Exercise requirements -> In the listing that follows, print every line exactly and leave the images out.
[[ Excerpted records open ]]
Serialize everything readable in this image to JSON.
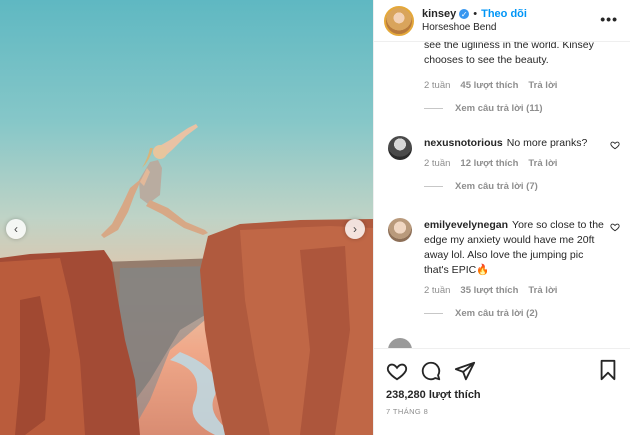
{
  "post": {
    "username": "kinsey",
    "follow_label": "Theo dõi",
    "location": "Horseshoe Bend",
    "more_label": "•••"
  },
  "comments": [
    {
      "text": "see the ugliness in the world. Kinsey chooses to see the beauty.",
      "time": "2 tuần",
      "likes": "45 lượt thích",
      "reply": "Trả lời",
      "view_replies": "Xem câu trả lời (11)"
    },
    {
      "user": "nexusnotorious",
      "text": "No more pranks?",
      "time": "2 tuần",
      "likes": "12 lượt thích",
      "reply": "Trả lời",
      "view_replies": "Xem câu trả lời (7)"
    },
    {
      "user": "emilyevelynegan",
      "text": "Yore so close to the edge my anxiety would have me 20ft away lol. Also love the jumping pic that's EPIC🔥",
      "time": "2 tuần",
      "likes": "35 lượt thích",
      "reply": "Trả lời",
      "view_replies": "Xem câu trả lời (2)"
    }
  ],
  "actions": {
    "like_count": "238,280 lượt thích",
    "timestamp": "7 THÁNG 8"
  },
  "nav": {
    "prev": "‹",
    "next": "›"
  },
  "icons": [
    "verified-badge-icon",
    "more-options-icon",
    "heart-icon",
    "comment-icon",
    "share-icon",
    "bookmark-icon",
    "chevron-left-icon",
    "chevron-right-icon"
  ],
  "colors": {
    "accent": "#0095f6",
    "text": "#262626",
    "muted": "#8e8e8e"
  }
}
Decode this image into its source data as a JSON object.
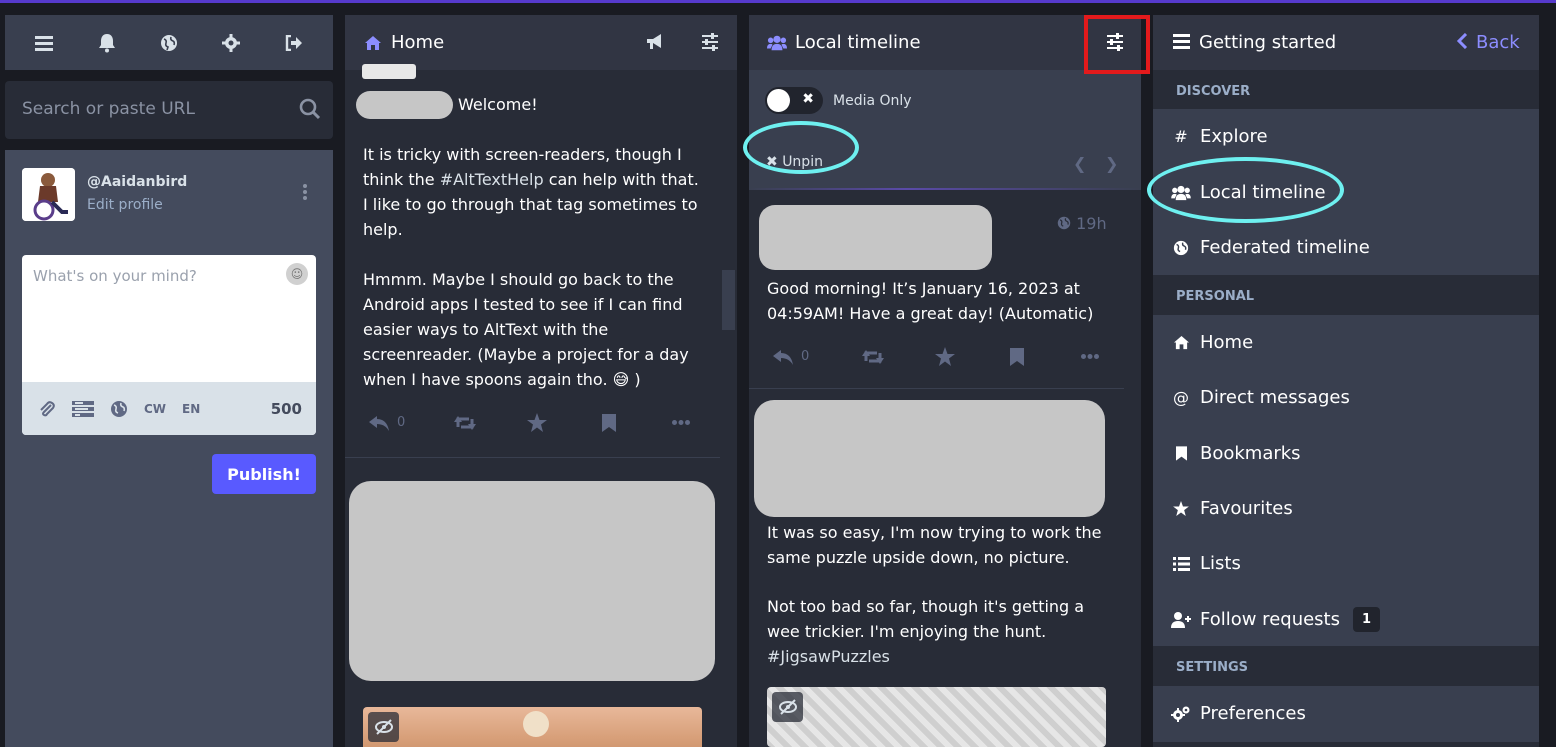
{
  "nav_bar": {
    "icons": [
      "menu-icon",
      "bell-icon",
      "globe-icon",
      "gear-icon",
      "logout-icon"
    ]
  },
  "search": {
    "placeholder": "Search or paste URL"
  },
  "profile": {
    "handle": "@Aaidanbird",
    "edit_label": "Edit profile"
  },
  "composer": {
    "placeholder": "What's on your mind?",
    "cw_label": "CW",
    "lang_label": "EN",
    "char_count": "500",
    "publish_label": "Publish!"
  },
  "home_column": {
    "title": "Home",
    "post1": {
      "lead": "Welcome!",
      "para1_a": "It is tricky with screen-readers, though I think the ",
      "para1_tag": "#AltTextHelp",
      "para1_b": " can help with that. I like to go through that tag sometimes to help.",
      "para2": "Hmmm. Maybe I should go back to the Android apps I tested to see if I can find easier ways to AltText with the screenreader. (Maybe a project for a day when I have spoons again tho. 😅 )",
      "reply_count": "0"
    }
  },
  "local_column": {
    "title": "Local timeline",
    "media_only_label": "Media Only",
    "unpin_label": "Unpin",
    "post1": {
      "time": "19h",
      "text": "Good morning! It’s January 16, 2023 at 04:59AM! Have a great day! (Automatic)",
      "reply_count": "0"
    },
    "post2": {
      "para1": "It was so easy, I'm now trying to work the same puzzle upside down, no picture.",
      "para2": "Not too bad so far, though it's getting a wee trickier. I'm enjoying the hunt.",
      "tag": "#JigsawPuzzles"
    }
  },
  "getting_started": {
    "title": "Getting started",
    "back_label": "Back",
    "sections": {
      "discover": "DISCOVER",
      "personal": "PERSONAL",
      "settings": "SETTINGS"
    },
    "items": {
      "explore": "Explore",
      "local_timeline": "Local timeline",
      "federated_timeline": "Federated timeline",
      "home": "Home",
      "direct_messages": "Direct messages",
      "bookmarks": "Bookmarks",
      "favourites": "Favourites",
      "lists": "Lists",
      "follow_requests": "Follow requests",
      "follow_requests_count": "1",
      "preferences": "Preferences"
    }
  },
  "colors": {
    "accent": "#595aff",
    "highlight_ring": "#6ef0f0",
    "annotation_box": "#e31a1c",
    "header_icon": "#8c8dff",
    "back_link": "#8c8dff"
  }
}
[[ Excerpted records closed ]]
Answer for the task ->
Serialize everything readable in this image to JSON.
{
  "post": {
    "username": "kinsey",
    "follow_label": "Theo dõi",
    "location": "Horseshoe Bend",
    "more_label": "•••"
  },
  "comments": [
    {
      "text": "see the ugliness in the world. Kinsey chooses to see the beauty.",
      "time": "2 tuần",
      "likes": "45 lượt thích",
      "reply": "Trả lời",
      "view_replies": "Xem câu trả lời (11)"
    },
    {
      "user": "nexusnotorious",
      "text": "No more pranks?",
      "time": "2 tuần",
      "likes": "12 lượt thích",
      "reply": "Trả lời",
      "view_replies": "Xem câu trả lời (7)"
    },
    {
      "user": "emilyevelynegan",
      "text": "Yore so close to the edge my anxiety would have me 20ft away lol. Also love the jumping pic that's EPIC🔥",
      "time": "2 tuần",
      "likes": "35 lượt thích",
      "reply": "Trả lời",
      "view_replies": "Xem câu trả lời (2)"
    }
  ],
  "actions": {
    "like_count": "238,280 lượt thích",
    "timestamp": "7 THÁNG 8"
  },
  "nav": {
    "prev": "‹",
    "next": "›"
  },
  "icons": [
    "verified-badge-icon",
    "more-options-icon",
    "heart-icon",
    "comment-icon",
    "share-icon",
    "bookmark-icon",
    "chevron-left-icon",
    "chevron-right-icon"
  ],
  "colors": {
    "accent": "#0095f6",
    "text": "#262626",
    "muted": "#8e8e8e"
  }
}
Decode this image into its source data as a JSON object.
{
  "nav_bar": {
    "icons": [
      "menu-icon",
      "bell-icon",
      "globe-icon",
      "gear-icon",
      "logout-icon"
    ]
  },
  "search": {
    "placeholder": "Search or paste URL"
  },
  "profile": {
    "handle": "@Aaidanbird",
    "edit_label": "Edit profile"
  },
  "composer": {
    "placeholder": "What's on your mind?",
    "cw_label": "CW",
    "lang_label": "EN",
    "char_count": "500",
    "publish_label": "Publish!"
  },
  "home_column": {
    "title": "Home",
    "post1": {
      "lead": "Welcome!",
      "para1_a": "It is tricky with screen-readers, though I think the ",
      "para1_tag": "#AltTextHelp",
      "para1_b": " can help with that. I like to go through that tag sometimes to help.",
      "para2": "Hmmm. Maybe I should go back to the Android apps I tested to see if I can find easier ways to AltText with the screenreader. (Maybe a project for a day when I have spoons again tho. 😅 )",
      "reply_count": "0"
    }
  },
  "local_column": {
    "title": "Local timeline",
    "media_only_label": "Media Only",
    "unpin_label": "Unpin",
    "post1": {
      "time": "19h",
      "text": "Good morning! It’s January 16, 2023 at 04:59AM! Have a great day! (Automatic)",
      "reply_count": "0"
    },
    "post2": {
      "para1": "It was so easy, I'm now trying to work the same puzzle upside down, no picture.",
      "para2": "Not too bad so far, though it's getting a wee trickier. I'm enjoying the hunt.",
      "tag": "#JigsawPuzzles"
    }
  },
  "getting_started": {
    "title": "Getting started",
    "back_label": "Back",
    "sections": {
      "discover": "DISCOVER",
      "personal": "PERSONAL",
      "settings": "SETTINGS"
    },
    "items": {
      "explore": "Explore",
      "local_timeline": "Local timeline",
      "federated_timeline": "Federated timeline",
      "home": "Home",
      "direct_messages": "Direct messages",
      "bookmarks": "Bookmarks",
      "favourites": "Favourites",
      "lists": "Lists",
      "follow_requests": "Follow requests",
      "follow_requests_count": "1",
      "preferences": "Preferences"
    }
  },
  "colors": {
    "accent": "#595aff",
    "highlight_ring": "#6ef0f0",
    "annotation_box": "#e31a1c",
    "header_icon": "#8c8dff",
    "back_link": "#8c8dff"
  }
}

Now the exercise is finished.